A powerful explosion apparently caused by a natural gas leak killed at least 22 people, including a child, and injured dozens Friday when it blew away outer walls from a luxury hotel in the heart of Cuba’s capital.
No tourists were staying at the 96-room Hotel Saratoga because it was undergoing renovations, Havana Gov. Reinaldo Garcia Zapata told the Communist Party newspaper Granma.
“It has not been a bomb or an attack. It is a tragic accident,” President Miguel Diaz-Canel, who visited the site, said in a tweet.
Dr. Julio Guerra Izquierdo, chief of hospital services at the Ministry of Health, told reporters that at least 74 people had been injured. Among them were 14 children, according to a tweet from Diaz-Canel’s office.

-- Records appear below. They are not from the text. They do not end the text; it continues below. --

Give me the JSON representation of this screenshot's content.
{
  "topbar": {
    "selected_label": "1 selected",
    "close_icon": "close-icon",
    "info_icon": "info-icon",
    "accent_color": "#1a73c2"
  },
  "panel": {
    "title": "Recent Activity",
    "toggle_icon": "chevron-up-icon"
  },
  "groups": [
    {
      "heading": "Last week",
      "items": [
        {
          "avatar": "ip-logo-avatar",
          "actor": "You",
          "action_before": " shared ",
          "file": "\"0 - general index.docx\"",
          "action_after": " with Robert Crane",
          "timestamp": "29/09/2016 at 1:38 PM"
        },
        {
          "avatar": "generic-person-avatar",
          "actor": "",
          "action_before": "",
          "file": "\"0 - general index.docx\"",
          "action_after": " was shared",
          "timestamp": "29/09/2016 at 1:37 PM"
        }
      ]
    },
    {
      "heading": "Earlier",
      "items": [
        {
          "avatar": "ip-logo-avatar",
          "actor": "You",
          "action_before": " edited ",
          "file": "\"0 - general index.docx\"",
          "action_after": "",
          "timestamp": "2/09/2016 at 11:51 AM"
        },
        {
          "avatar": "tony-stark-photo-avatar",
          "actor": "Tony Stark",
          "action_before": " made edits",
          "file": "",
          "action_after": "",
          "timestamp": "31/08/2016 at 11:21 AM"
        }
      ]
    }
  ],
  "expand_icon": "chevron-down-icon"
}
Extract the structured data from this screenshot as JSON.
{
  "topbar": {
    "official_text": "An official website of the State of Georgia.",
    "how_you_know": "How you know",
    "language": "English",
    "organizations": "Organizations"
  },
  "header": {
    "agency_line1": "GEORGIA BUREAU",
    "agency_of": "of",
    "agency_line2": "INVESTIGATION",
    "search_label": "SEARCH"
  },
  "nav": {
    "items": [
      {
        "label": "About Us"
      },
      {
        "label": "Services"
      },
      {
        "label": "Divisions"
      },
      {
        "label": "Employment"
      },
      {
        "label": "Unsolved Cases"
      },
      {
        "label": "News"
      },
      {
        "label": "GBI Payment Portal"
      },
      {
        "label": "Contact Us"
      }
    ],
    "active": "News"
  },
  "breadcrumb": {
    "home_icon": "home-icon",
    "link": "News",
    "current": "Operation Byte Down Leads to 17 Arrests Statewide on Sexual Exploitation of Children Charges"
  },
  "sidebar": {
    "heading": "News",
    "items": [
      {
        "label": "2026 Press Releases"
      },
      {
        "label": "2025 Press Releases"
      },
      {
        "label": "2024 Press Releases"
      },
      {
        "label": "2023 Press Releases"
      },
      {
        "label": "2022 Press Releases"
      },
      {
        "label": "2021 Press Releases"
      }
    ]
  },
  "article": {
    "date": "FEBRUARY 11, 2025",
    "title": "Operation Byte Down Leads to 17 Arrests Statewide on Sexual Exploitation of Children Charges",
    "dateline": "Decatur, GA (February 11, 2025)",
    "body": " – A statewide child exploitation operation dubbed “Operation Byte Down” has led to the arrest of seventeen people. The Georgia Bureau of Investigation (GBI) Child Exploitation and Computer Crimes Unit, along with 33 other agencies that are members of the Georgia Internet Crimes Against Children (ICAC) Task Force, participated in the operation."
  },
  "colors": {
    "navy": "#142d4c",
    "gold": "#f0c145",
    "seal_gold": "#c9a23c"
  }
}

Diaz-Canel said families in buildings near the hotel affected by the explosion had been moved to safer locations.
Cuban state TV reported that the blast was caused by a truck that had been supplying natural gas to the hotel, but did not provide details on how the natural gas ignited. A white tanker truck was seen being removed from the site as rescue workers hosed it down with water.
The blast sent smoke billowing into the air around the hotel with people on the street staring in awe, one saying “Oh my God,” and cars honking their horns as they sped away from the scene, video showed. It happened as Cuba is struggling to revive its key tourism sector that was devastated by the coronavirus pandemic.
Cuba’s national health minister, Jose Angel Portal, told The Associated Press the number of injured could rise as the search continues for people who may be trapped in the rubble of the 19th-century structure in the Old Havana neighbourhood of the city.
“We are still looking for a large group of people who may be under the rubble,” Lt.-Col. Noel Silva of the fire department said.
Global Affairs said it is not aware of any Canadians “affected by this incident.”
A 300-student school next to the hotel was evacuated. Garcia said five of the students suffered minor injuries.
Police cordoned off the area as firefighters and rescue workers toiled inside the wreckage of the emblematic hotel about 100 metres from Cuba’s Capitol building.
‘I thought it was an earthquake’
The hotel was first renovated in 2005 as part of the Cuban government’s revival of Old Havana and is owned by the Cuban military’s tourism business arm, Grupo de Turismo Gaviota SA. The company said it was investigating the cause of the blast and did not immediately respond to an email seeking more details about the hotel and the renovation it was undergoing.
The Hotel Saratoga has been used frequently by visiting VIPs and political figures, including high-ranking U.S. government delegations. Beyonce and Jay-Z stayed at the Hotel Saratoga during a 2013 visit to Cuba.
Photographer Michel Figueroa said he had been walking past the hotel when “the explosion threw me to the ground, and my head still hurts…. Everything was very fast.”
Worried relatives of people who had been working at the hotel showed up at a hospital in the afternoon to look for them. Among them was Beatriz Cespedes Cobas, who was tearfully searching for her sister.
“She had to work today. She is a housekeeper,” she said. “I work two blocks away. I felt the noise, and at first, I didn’t even associate” the explosion with the hotel.
Yazira de la Caridad said the explosion shook her home a block from the hotel.
“The whole building moved. I thought it was an earthquake,” she said. “I’ve still got my heart in my hand.”
Mayiee Perez said she had rushed to the scene after receiving a call from her husband, Daniel Serra, who works at a foreign exchange shop inside the hotel.
She said he told her: “I am fine, I am fine. They got us out.” But she was unable to reach him after that.
Suffering tourism sector
Besides the pandemic’s impact on Cuba’s tourism sector, the country was already struggling with the sanctions imposed by the former U.S. president Donald Trump that have been kept in place the Biden administration. The sanctions limited visits by U.S. tourists to the islands and restricted remittances from Cubans in the U.S. to their families in Cuba.
Tourism had started to revive somewhat early this year, but the war in Ukraine crimped a boom of Russian visitors, who accounted for almost a third of the tourists arriving in Cuba last year.
The explosion happened as Cuba’s government hosted the final day of a tourism convention in the iconic beach town of Varadero aimed at drawing investors.
Mexican President Andres Manuel Lopez Obrador is scheduled to arrive in Havana for a visit late Saturday and Mexican Foreign Relations Secretary Marcelo Ebrard said the visit would still take place.